------ Given entries ------

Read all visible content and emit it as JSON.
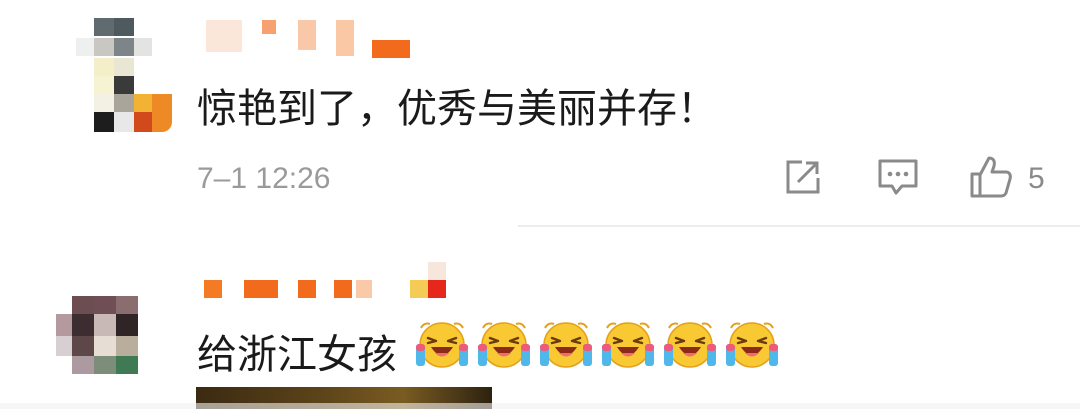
{
  "comments": [
    {
      "text": "惊艳到了，优秀与美丽并存！",
      "timestamp": "7–1 12:26",
      "actions": {
        "share_icon": "share-icon",
        "reply_icon": "comment-icon",
        "like_icon": "thumbs-up-icon",
        "like_count": "5"
      }
    },
    {
      "text": "给浙江女孩",
      "emoji_name": "laughing-crying-emoji",
      "emoji_count": 6
    }
  ]
}
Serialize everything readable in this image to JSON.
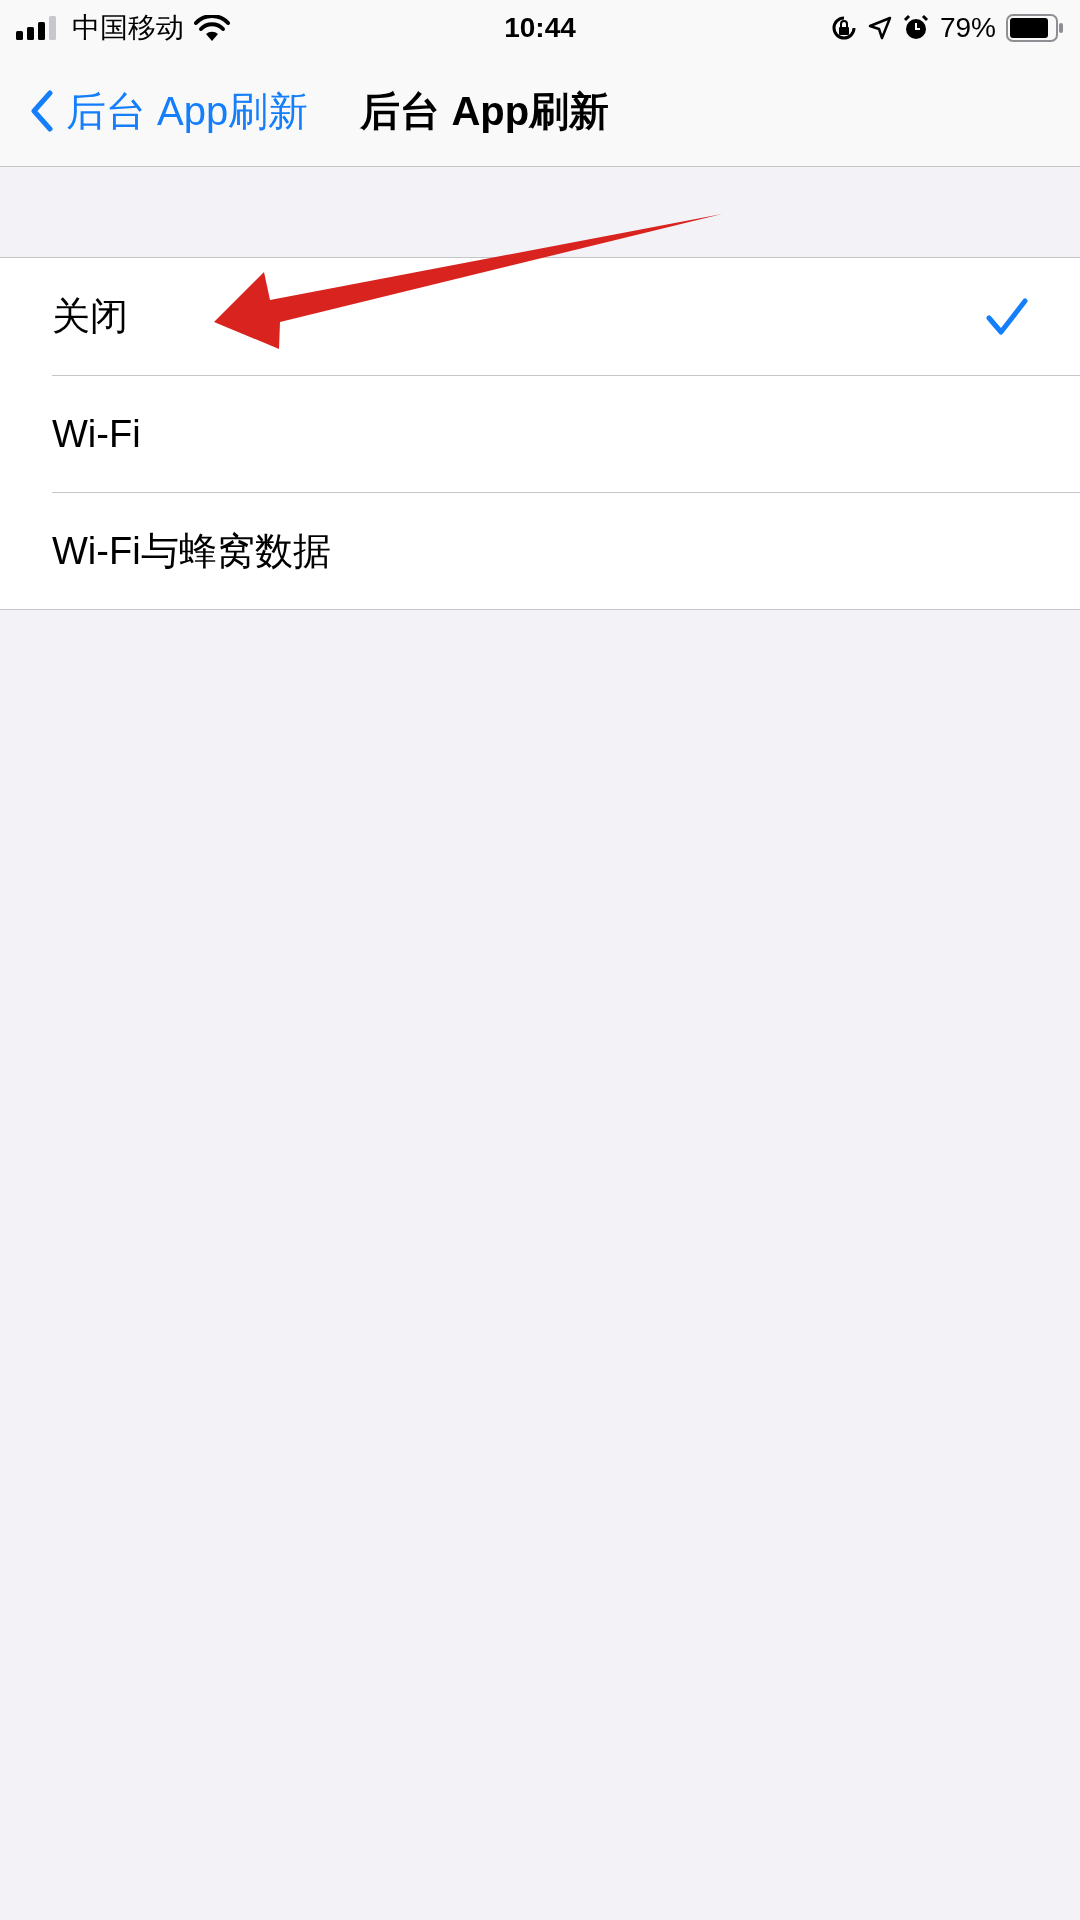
{
  "status_bar": {
    "carrier": "中国移动",
    "time": "10:44",
    "battery": "79%"
  },
  "nav": {
    "back": "后台 App刷新",
    "title": "后台 App刷新"
  },
  "options": [
    {
      "label": "关闭",
      "selected": true
    },
    {
      "label": "Wi-Fi",
      "selected": false
    },
    {
      "label": "Wi-Fi与蜂窝数据",
      "selected": false
    }
  ]
}
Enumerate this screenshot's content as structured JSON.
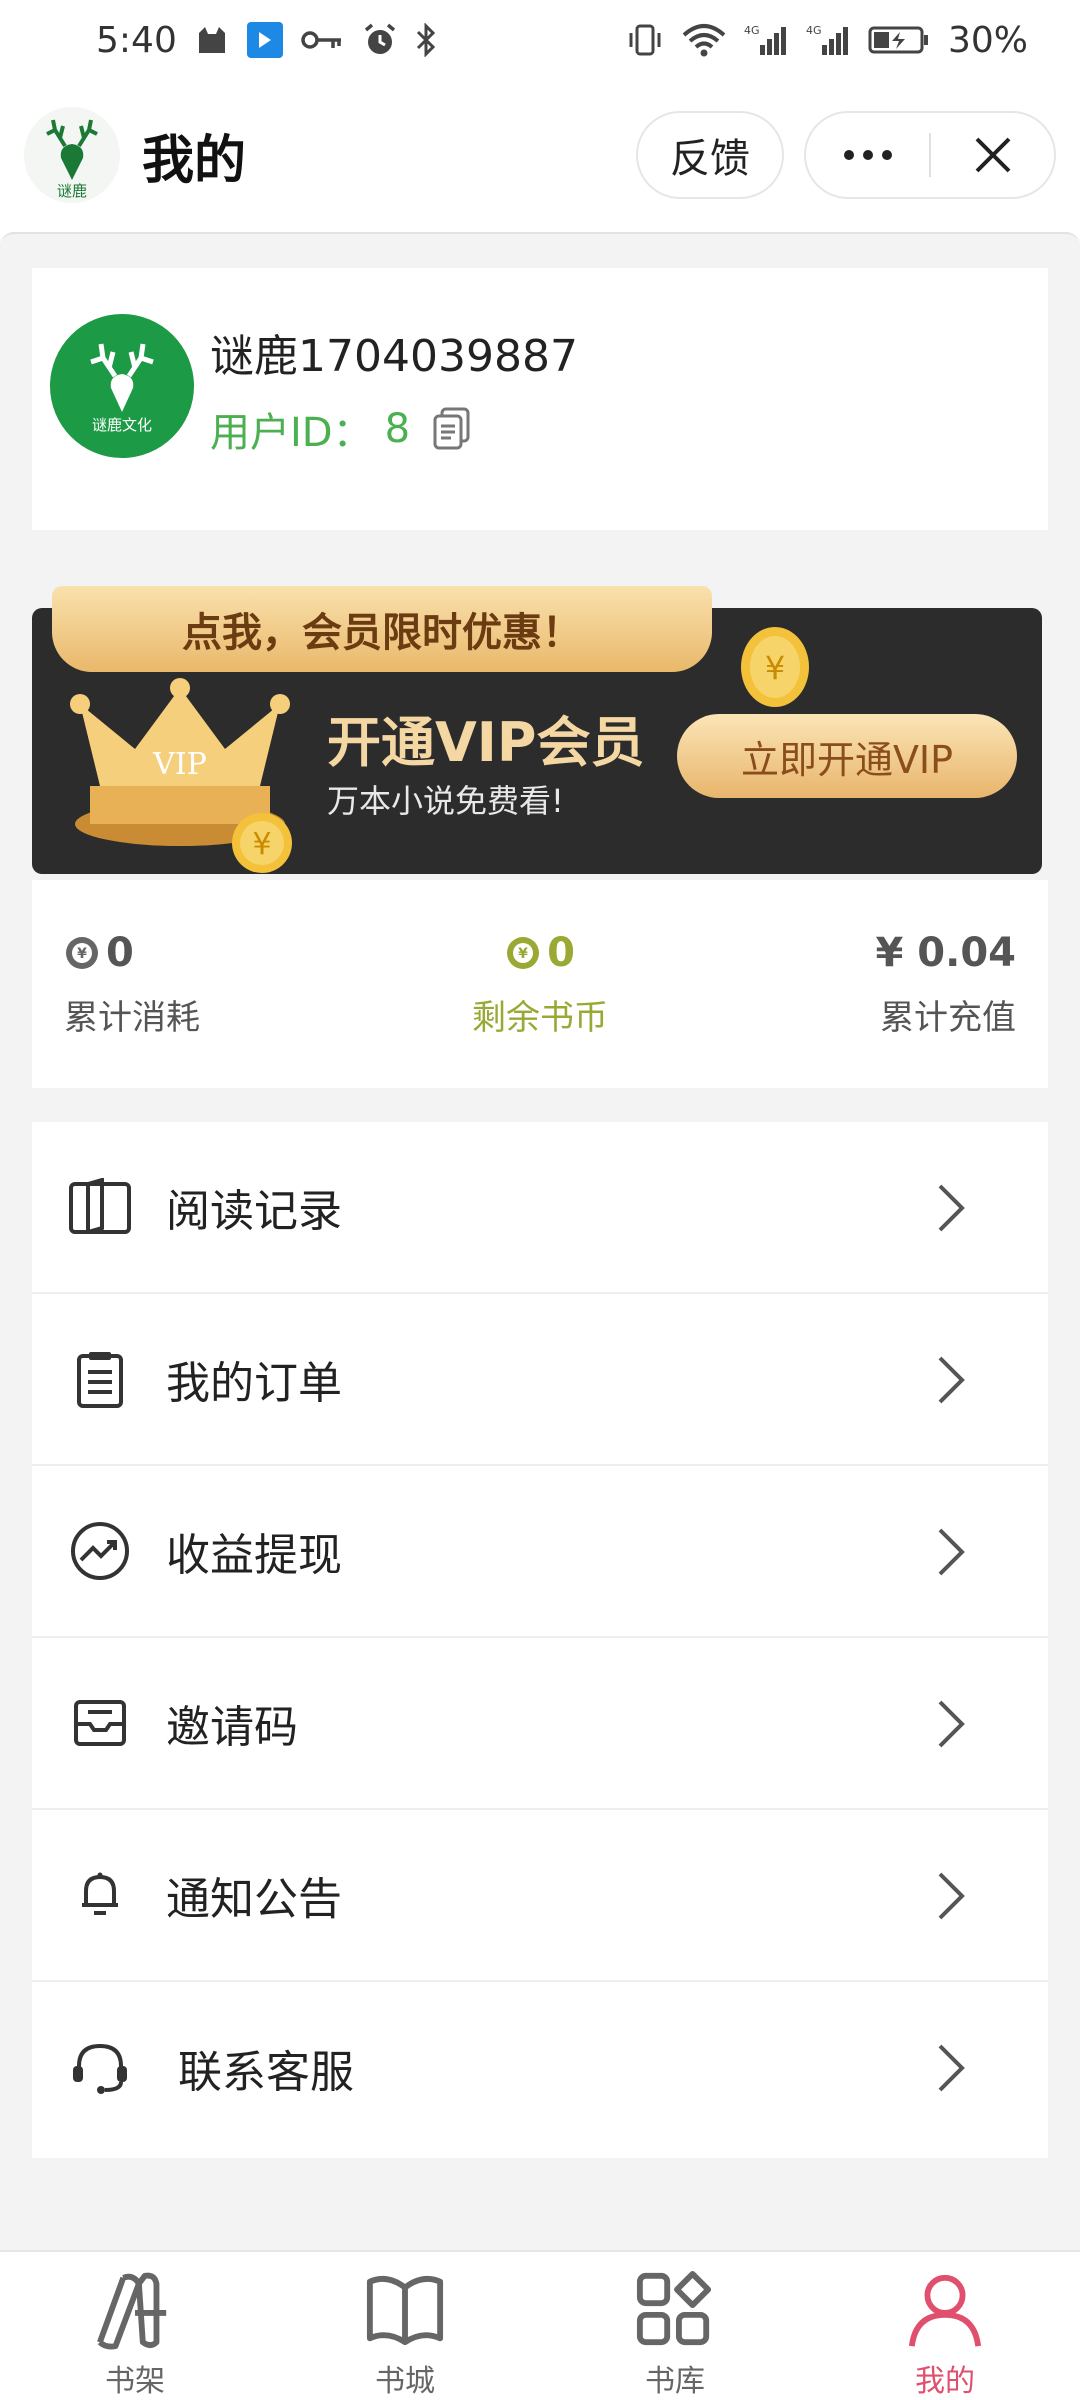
{
  "status_bar": {
    "time": "5:40",
    "battery": "30%",
    "network_1": "4G",
    "network_2": "4G"
  },
  "header": {
    "title": "我的",
    "feedback_label": "反馈",
    "more_icon": "more-dots-icon",
    "close_icon": "close-icon"
  },
  "logo": {
    "text": "谜鹿"
  },
  "profile": {
    "username": "谜鹿1704039887",
    "user_id_label": "用户ID：",
    "user_id": "8",
    "avatar_text": "谜鹿文化"
  },
  "vip": {
    "ribbon": "点我，会员限时优惠！",
    "title": "开通VIP会员",
    "subtitle": "万本小说免费看!",
    "button": "立即开通VIP",
    "crown_text": "VIP"
  },
  "stats": [
    {
      "value": "0",
      "label": "累计消耗",
      "icon": "coin-icon"
    },
    {
      "value": "0",
      "label": "剩余书币",
      "icon": "coin-icon"
    },
    {
      "value": "¥ 0.04",
      "label": "累计充值"
    }
  ],
  "menu": [
    {
      "label": "阅读记录",
      "icon": "book-icon"
    },
    {
      "label": "我的订单",
      "icon": "clipboard-icon"
    },
    {
      "label": "收益提现",
      "icon": "trend-icon"
    },
    {
      "label": "邀请码",
      "icon": "inbox-icon"
    },
    {
      "label": "通知公告",
      "icon": "bell-icon"
    },
    {
      "label": "联系客服",
      "icon": "headset-icon"
    }
  ],
  "tabs": [
    {
      "label": "书架",
      "icon": "bookshelf-icon",
      "active": false
    },
    {
      "label": "书城",
      "icon": "open-book-icon",
      "active": false
    },
    {
      "label": "书库",
      "icon": "grid-icon",
      "active": false
    },
    {
      "label": "我的",
      "icon": "person-icon",
      "active": true
    }
  ],
  "colors": {
    "accent_green": "#4caf50",
    "avatar_green": "#1c9a45",
    "coin_olive": "#9aa834",
    "tab_active": "#e0506e",
    "vip_gold": "#f4d7a3",
    "vip_dark": "#2c2c2c"
  }
}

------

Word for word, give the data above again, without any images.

- _Answer to this exercise_:
Read all visible content and emit it as JSON.
{
  "comments": [
    {
      "text": "惊艳到了，优秀与美丽并存！",
      "timestamp": "7–1 12:26",
      "actions": {
        "share_icon": "share-icon",
        "reply_icon": "comment-icon",
        "like_icon": "thumbs-up-icon",
        "like_count": "5"
      }
    },
    {
      "text": "给浙江女孩",
      "emoji_name": "laughing-crying-emoji",
      "emoji_count": 6
    }
  ]
}
Serialize everything readable in this image to JSON.
{
  "status_bar": {
    "carrier": "中国移动",
    "time": "10:44",
    "battery": "79%"
  },
  "nav": {
    "back": "后台 App刷新",
    "title": "后台 App刷新"
  },
  "options": [
    {
      "label": "关闭",
      "selected": true
    },
    {
      "label": "Wi-Fi",
      "selected": false
    },
    {
      "label": "Wi-Fi与蜂窝数据",
      "selected": false
    }
  ]
}
Enumerate this screenshot's content as structured JSON.
{
  "status_bar": {
    "time": "5:40",
    "battery": "30%",
    "network_1": "4G",
    "network_2": "4G"
  },
  "header": {
    "title": "我的",
    "feedback_label": "反馈",
    "more_icon": "more-dots-icon",
    "close_icon": "close-icon"
  },
  "logo": {
    "text": "谜鹿"
  },
  "profile": {
    "username": "谜鹿1704039887",
    "user_id_label": "用户ID：",
    "user_id": "8",
    "avatar_text": "谜鹿文化"
  },
  "vip": {
    "ribbon": "点我，会员限时优惠！",
    "title": "开通VIP会员",
    "subtitle": "万本小说免费看!",
    "button": "立即开通VIP",
    "crown_text": "VIP"
  },
  "stats": [
    {
      "value": "0",
      "label": "累计消耗",
      "icon": "coin-icon"
    },
    {
      "value": "0",
      "label": "剩余书币",
      "icon": "coin-icon"
    },
    {
      "value": "¥ 0.04",
      "label": "累计充值"
    }
  ],
  "menu": [
    {
      "label": "阅读记录",
      "icon": "book-icon"
    },
    {
      "label": "我的订单",
      "icon": "clipboard-icon"
    },
    {
      "label": "收益提现",
      "icon": "trend-icon"
    },
    {
      "label": "邀请码",
      "icon": "inbox-icon"
    },
    {
      "label": "通知公告",
      "icon": "bell-icon"
    },
    {
      "label": "联系客服",
      "icon": "headset-icon"
    }
  ],
  "tabs": [
    {
      "label": "书架",
      "icon": "bookshelf-icon",
      "active": false
    },
    {
      "label": "书城",
      "icon": "open-book-icon",
      "active": false
    },
    {
      "label": "书库",
      "icon": "grid-icon",
      "active": false
    },
    {
      "label": "我的",
      "icon": "person-icon",
      "active": true
    }
  ],
  "colors": {
    "accent_green": "#4caf50",
    "avatar_green": "#1c9a45",
    "coin_olive": "#9aa834",
    "tab_active": "#e0506e",
    "vip_gold": "#f4d7a3",
    "vip_dark": "#2c2c2c"
  }
}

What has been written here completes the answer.